So, here are some of the questions that I keep having when I think about CRISPR: 

  • Should we be able to edit human embryos?
  • If so, for what purpose? Just to prevent disease? Or to enhance people? 
  • And if we’re enhancing people, how much should it cost? How much will cost limit access? 
  • What if some countries decide to be more lenient about gene editing than others? 

Like all technology, Hochstrasser said this one is not inherently good or bad; it just amplifies our best and worst ambitions.

“A tool is a tool. It can be used for good. It can be used for bad,” Hochstrasser said. 

”It’s kind of like fire. You can use fire to heat someone’s house or you can burn someone’s house down. I think scientists, in this case, early on were really vocal about trying to tell the public, trying to tell lawmakers, all kinds of people, what was going on, so that people could start deciding how to use the technology, how we might regulate before we’re at the point where we can already just use it to do whatever we want. Because once you have the tool, you can’t really stop people from using it.”

A shot in the eye … in about three years

Conklin told me that with Best disease, it’s easy to tell which gene is causing the defect. And if we have the science to control DNA, then we can control how the body works. 

But before we get to the point of injecting CRISPR into my eyeballs (or my dad’s), Conklin has some testing to do. He anticipates it’ll be about three years before I actually see the needle. 

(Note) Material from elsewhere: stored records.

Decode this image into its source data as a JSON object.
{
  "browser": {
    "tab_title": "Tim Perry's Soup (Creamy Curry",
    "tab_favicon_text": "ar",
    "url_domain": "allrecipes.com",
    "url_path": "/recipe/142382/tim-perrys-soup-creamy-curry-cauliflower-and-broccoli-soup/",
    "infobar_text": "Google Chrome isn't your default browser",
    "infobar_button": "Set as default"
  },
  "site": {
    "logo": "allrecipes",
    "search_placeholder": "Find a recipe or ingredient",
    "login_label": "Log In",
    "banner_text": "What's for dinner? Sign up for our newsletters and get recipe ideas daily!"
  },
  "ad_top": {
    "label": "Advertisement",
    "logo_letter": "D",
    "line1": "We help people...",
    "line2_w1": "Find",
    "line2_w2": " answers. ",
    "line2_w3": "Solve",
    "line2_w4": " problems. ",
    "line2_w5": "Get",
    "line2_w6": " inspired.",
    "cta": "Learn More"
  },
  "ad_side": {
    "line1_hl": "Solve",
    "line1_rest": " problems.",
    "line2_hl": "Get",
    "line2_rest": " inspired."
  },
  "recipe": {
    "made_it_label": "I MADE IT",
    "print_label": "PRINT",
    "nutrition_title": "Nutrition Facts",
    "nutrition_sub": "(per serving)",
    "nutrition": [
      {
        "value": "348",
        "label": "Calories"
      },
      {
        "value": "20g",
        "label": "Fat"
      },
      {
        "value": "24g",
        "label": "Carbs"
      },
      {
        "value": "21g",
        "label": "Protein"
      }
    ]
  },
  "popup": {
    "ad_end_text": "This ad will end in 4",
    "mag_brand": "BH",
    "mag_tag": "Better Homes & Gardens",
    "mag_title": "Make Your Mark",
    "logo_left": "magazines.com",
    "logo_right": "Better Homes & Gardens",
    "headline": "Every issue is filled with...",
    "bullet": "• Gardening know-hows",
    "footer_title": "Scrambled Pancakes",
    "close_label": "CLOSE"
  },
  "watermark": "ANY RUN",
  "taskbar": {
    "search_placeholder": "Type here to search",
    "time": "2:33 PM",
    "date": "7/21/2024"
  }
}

And he said that’s another reason why Best disease is so ideal for CRISPR treatment: Unlike so many genetic diseases, our vision is deteriorating slowly. There’s not as much urgency as there can be for something like heart disease.

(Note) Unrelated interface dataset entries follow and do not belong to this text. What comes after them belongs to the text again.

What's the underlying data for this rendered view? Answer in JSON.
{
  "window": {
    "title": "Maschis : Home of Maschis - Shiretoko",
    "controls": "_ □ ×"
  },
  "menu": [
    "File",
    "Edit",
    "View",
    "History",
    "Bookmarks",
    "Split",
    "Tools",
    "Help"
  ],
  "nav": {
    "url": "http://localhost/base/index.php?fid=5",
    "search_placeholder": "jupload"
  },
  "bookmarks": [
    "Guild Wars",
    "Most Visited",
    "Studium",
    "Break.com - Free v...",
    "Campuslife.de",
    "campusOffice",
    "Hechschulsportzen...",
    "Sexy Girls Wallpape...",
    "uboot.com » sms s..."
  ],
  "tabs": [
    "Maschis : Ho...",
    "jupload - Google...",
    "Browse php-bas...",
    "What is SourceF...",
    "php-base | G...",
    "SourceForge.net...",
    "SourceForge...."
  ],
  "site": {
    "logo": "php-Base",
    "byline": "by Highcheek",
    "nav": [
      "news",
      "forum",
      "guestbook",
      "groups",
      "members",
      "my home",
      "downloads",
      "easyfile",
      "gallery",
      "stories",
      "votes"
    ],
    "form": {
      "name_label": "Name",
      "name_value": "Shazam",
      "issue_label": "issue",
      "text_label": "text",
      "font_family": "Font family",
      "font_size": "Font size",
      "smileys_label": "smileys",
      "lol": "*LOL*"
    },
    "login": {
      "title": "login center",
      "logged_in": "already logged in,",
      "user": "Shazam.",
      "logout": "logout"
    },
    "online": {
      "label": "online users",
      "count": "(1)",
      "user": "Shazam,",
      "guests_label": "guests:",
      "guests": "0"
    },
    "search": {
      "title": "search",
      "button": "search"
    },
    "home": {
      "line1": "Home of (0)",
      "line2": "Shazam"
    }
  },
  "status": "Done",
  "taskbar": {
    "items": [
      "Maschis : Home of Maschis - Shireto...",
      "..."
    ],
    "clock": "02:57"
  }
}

Conklin plans to try the system on my dad before me, since his disease has progressed faster than mine. My dad could be among the first humans to have his genes edited with CRISPR. 

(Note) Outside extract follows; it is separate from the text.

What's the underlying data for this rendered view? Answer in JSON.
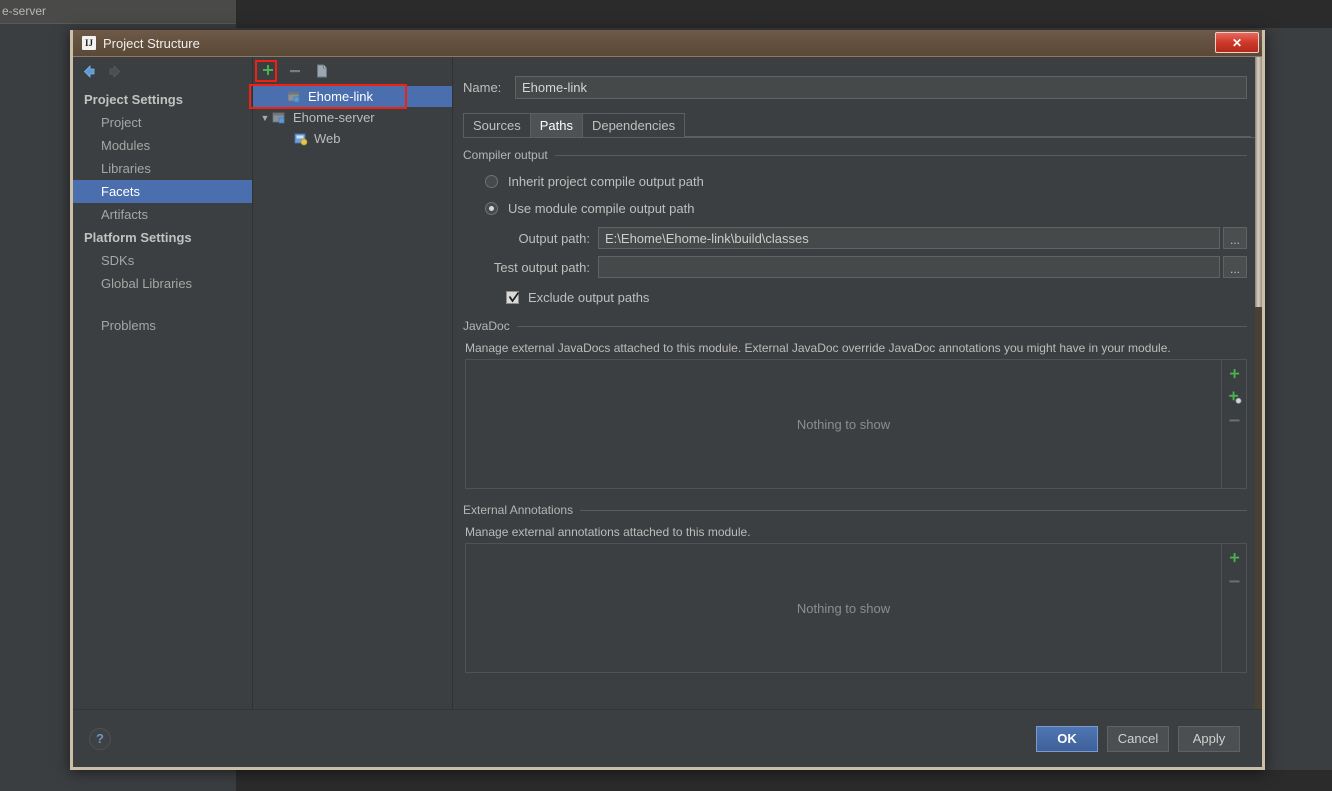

And even after years of testing, it’s possible that something could go wrong when this customized CRISPR system is injected into our retinas. 

My dad’s ophthalmologist said he shouldn’t do it. My mom, too, is pretty worried about possible side effects. 

(Photo courtesy of the University of California, San Francisco)

But Hochstrasser said we might get get to watch a few other people try similar sorts of genetic treatments before we have to make a decision of our own. 

“Hopefully in the next couple of years before you would even have to make that decision, we’ll see CRISPR tested in the clinic in a lot of different ways,” she said. “Maybe you’ll have an indication from some of the other work that this really is promising and the people you’re trusting are doing a good job.”

When we talked to my dad about all this, my Nerdette co-host Tricia Bobeda was reminded of the film Hidden Figures, which is about the African-American women whose calculations helped make John Glenn the first American to fly a spaceship around the Earth. He didn’t know the math behind the launch coordinates, but he trusted the women who did. 

“Jim Johnsen, you are John Glenn,” Bobeda told him. 

“It is kind of like being John Glenn,” he replied. (I knew he’d eat that analogy up.)

“But just like the space program, they’re going to test this. So that’ll hopefully build confidence,” he said.

Maybe you can’t tell, but Jim Johnsen is excited (or “aixidad”). He wants to get started straight away.

“We’ll have to manage the emotional and optimistic side of this,” he continued. “But that’s what we do in life, right? We make choices. And to the extent we can get to the place where we can make the choice to hop in the spaceship or not — that’s a whole lot better than simply hanging around.” 

In an earlier version of this story, we said Brian Madeux was the first person to receive a CRISPR injection. His treatment was actually with a gene editor called a zinc finger nuclease. Additionally, two photo captions originally said that Greta’s father, Jim Johnsen, met with scientists at the Institute for Human Genetics. They actually met at the Gladstone Institutes. The captions have been updated.

Greta Johnsen is an anchor at WBEZ and the co-host of Nerdette podcast. You can follow her on Twitter @gretamjohnsen and @NerdettePodcast.